Protection must come first. Calling deportation “return and reintegration” doesn’t solve the problem.
People return to their countries of origin for many reasons, but the word “return” has been used by the US government, and the governments of the region to obscure the dire circumstances facing tens of thousands of people being involuntarily sent back to Central America from the US and Mexico. Many of the women, families and young people who seek protection in the United States or Mexico are fleeing specific instances of extreme violence, both from organized crime and corrupt state actors. It is absurd, and unconscionable, to speak of “re-integration” of people who have been forcibly returned to untenable conditions that drove migration in the first place. What’s more, efforts to respond to returnees’ needs can generate social conflicts with those who have not migrated, but who are facing the same oppressive conditions of violence, insecurity, and lack of economic opportunity. In all cases, states must affirm the rights of people who are forced to migrate to access humanitarian protections and must not return them to circumstances where there is no reasonable prospect of their being able to live in safety and security with access to a sustainable livelihood.
End Criminalization of Migration, and Detention.
Current policy and the framework for managing migration in our region is rooted in the unfounded assumption that human mobility is a threat that must be contained or stopped. Research has shown human mobility to be a net benefit for all parties involved. Punitive approaches are doomed to fail in a region where the labor force is already highly integrated, and where regional trade agreements facilitate massive flows of goods and capital across borders. Highly restrictive migration polices and militarized enforcement in the United States has become the model for the region. Immigration detention, already a lucrative business in the US, has been expanded to Mexico. Children are still being detained with their parents in so-called “family detention” centers, in clear violation of the principles of the best interest of the child.

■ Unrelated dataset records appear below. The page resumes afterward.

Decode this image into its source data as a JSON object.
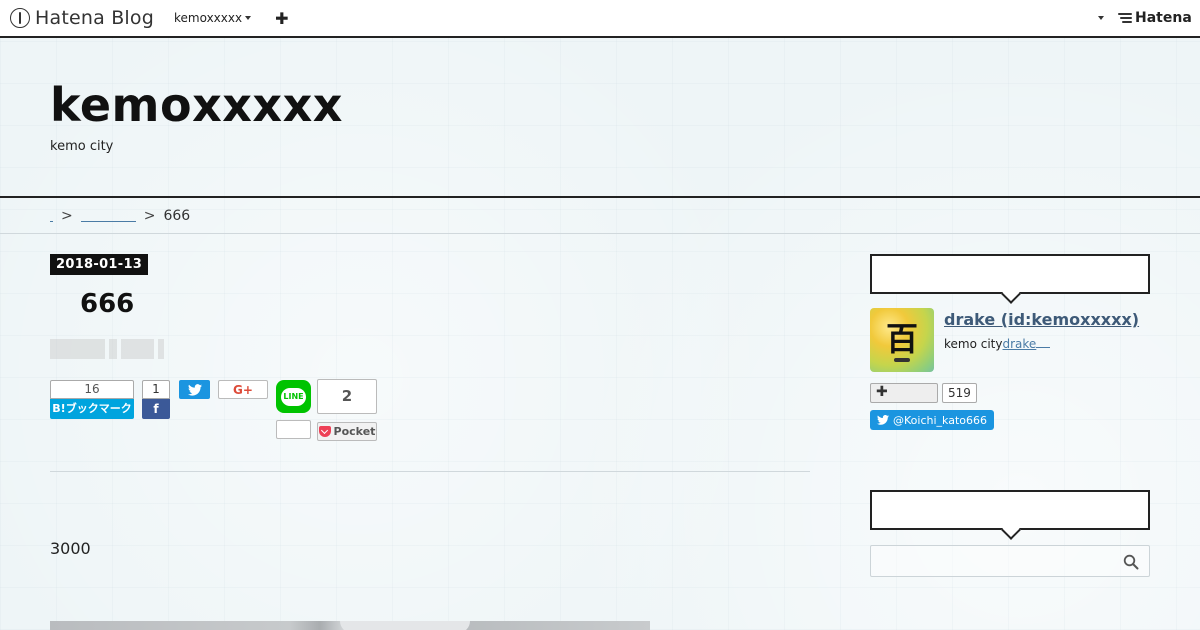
{
  "navbar": {
    "brand": "Hatena Blog",
    "blog_menu": "kemoxxxxx",
    "add_label": "✚",
    "hatena_logo": "Hatena"
  },
  "header": {
    "title": "kemoxxxxx",
    "description": "kemo city"
  },
  "breadcrumb": {
    "current": "666",
    "separator": ">"
  },
  "entry": {
    "date": "2018-01-13",
    "title": "666",
    "body_text": "3000"
  },
  "share": {
    "hatena_count": "16",
    "hatena_label": "B!ブックマーク",
    "facebook_count": "1",
    "facebook_label": "f",
    "twitter_label": "🐦",
    "gplus_label": "G+",
    "line_label": "LINE",
    "pocket_count": "2",
    "pocket_label": "Pocket"
  },
  "sidebar": {
    "profile": {
      "icon_char": "百",
      "name": "drake (id:kemoxxxxx)",
      "description": "kemo city",
      "description_link": "drake",
      "follow_label": "✚",
      "follow_count": "519",
      "twitter_label": "@Koichi_kato666"
    },
    "search": {
      "placeholder": ""
    }
  },
  "colors": {
    "hatena_blue": "#00a4de",
    "facebook_blue": "#3b5998",
    "twitter_blue": "#1b95e0",
    "gplus_red": "#dd4b39",
    "line_green": "#00c300",
    "pocket_red": "#ee4056",
    "link": "#4a7ba5"
  }
}
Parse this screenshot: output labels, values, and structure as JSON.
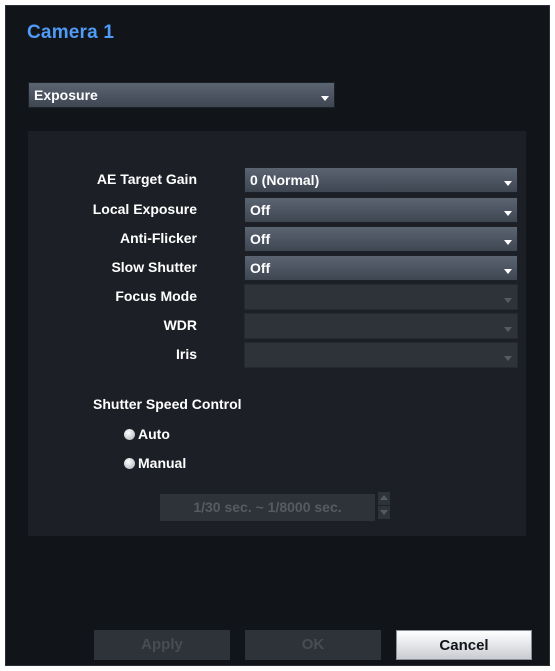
{
  "window": {
    "title": "Camera 1"
  },
  "category": {
    "selected": "Exposure"
  },
  "settings": {
    "ae_target_gain": {
      "label": "AE Target Gain",
      "value": "0 (Normal)"
    },
    "local_exposure": {
      "label": "Local Exposure",
      "value": "Off"
    },
    "anti_flicker": {
      "label": "Anti-Flicker",
      "value": "Off"
    },
    "slow_shutter": {
      "label": "Slow Shutter",
      "value": "Off"
    },
    "focus_mode": {
      "label": "Focus Mode",
      "value": ""
    },
    "wdr": {
      "label": "WDR",
      "value": ""
    },
    "iris": {
      "label": "Iris",
      "value": ""
    }
  },
  "shutter": {
    "title": "Shutter Speed Control",
    "auto_label": "Auto",
    "manual_label": "Manual",
    "range": "1/30 sec. ~ 1/8000 sec."
  },
  "buttons": {
    "apply": "Apply",
    "ok": "OK",
    "cancel": "Cancel"
  },
  "colors": {
    "accent": "#4f9bf5",
    "background": "#111419",
    "panel": "#1c2026"
  }
}
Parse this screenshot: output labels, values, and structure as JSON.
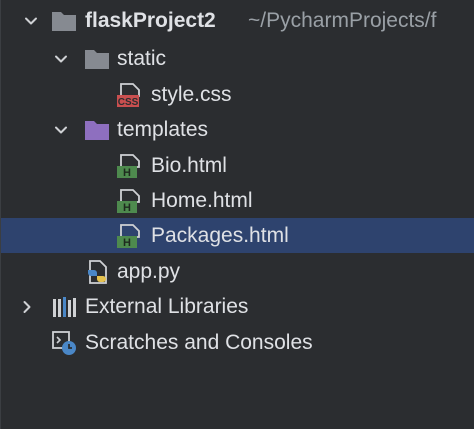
{
  "tree": {
    "root": {
      "name": "flaskProject2",
      "path": "~/PycharmProjects/f",
      "icon": "folder-icon",
      "expanded": true
    },
    "static_folder": {
      "name": "static",
      "icon": "folder-icon",
      "expanded": true
    },
    "style_css": {
      "name": "style.css",
      "icon": "css-file-icon",
      "badge": "CSS"
    },
    "templates_folder": {
      "name": "templates",
      "icon": "templates-folder-icon",
      "expanded": true
    },
    "bio_html": {
      "name": "Bio.html",
      "icon": "html-file-icon",
      "badge": "H"
    },
    "home_html": {
      "name": "Home.html",
      "icon": "html-file-icon",
      "badge": "H"
    },
    "packages_html": {
      "name": "Packages.html",
      "icon": "html-file-icon",
      "badge": "H",
      "selected": true
    },
    "app_py": {
      "name": "app.py",
      "icon": "python-file-icon"
    },
    "external_libraries": {
      "name": "External Libraries",
      "icon": "library-icon",
      "expanded": false
    },
    "scratches": {
      "name": "Scratches and Consoles",
      "icon": "scratches-icon"
    }
  },
  "colors": {
    "background": "#2b2d30",
    "selection": "#2e436e",
    "text": "#dfe1e5",
    "path_text": "#9aa0a6",
    "folder": "#868a91",
    "templates_folder": "#8e6fbf",
    "html_badge": "#4e8a4e",
    "css_badge": "#c94f4f"
  }
}
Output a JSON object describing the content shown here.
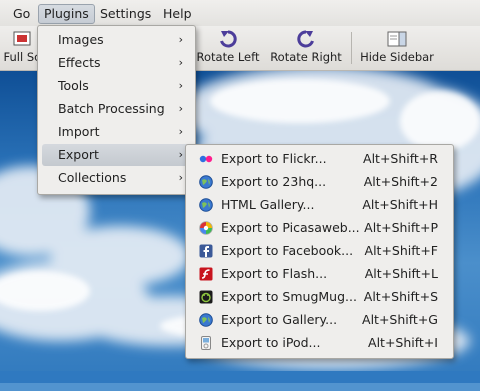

In the Global Compact, states should make good on their New York Declaration pledge to “consider reviewing our migration policies with a view to examining their possible unintended negative consequences,” because current deterrence, detention, criminalization and deportation policies are violating rights, separating families, and endangering migrants’ lives and safety while also failing to address either the need for sustainable livelihood opportunities in countries of origin or the reality of labor demand in the US. States should start by committing in the Global Compact to eliminating national laws that criminalize migration, such as the 1996 IIRIRA law in the United States, and move toward a framework that recognizes migration—and the contributions of migrants– as a net benefit for both the country of origin and destination.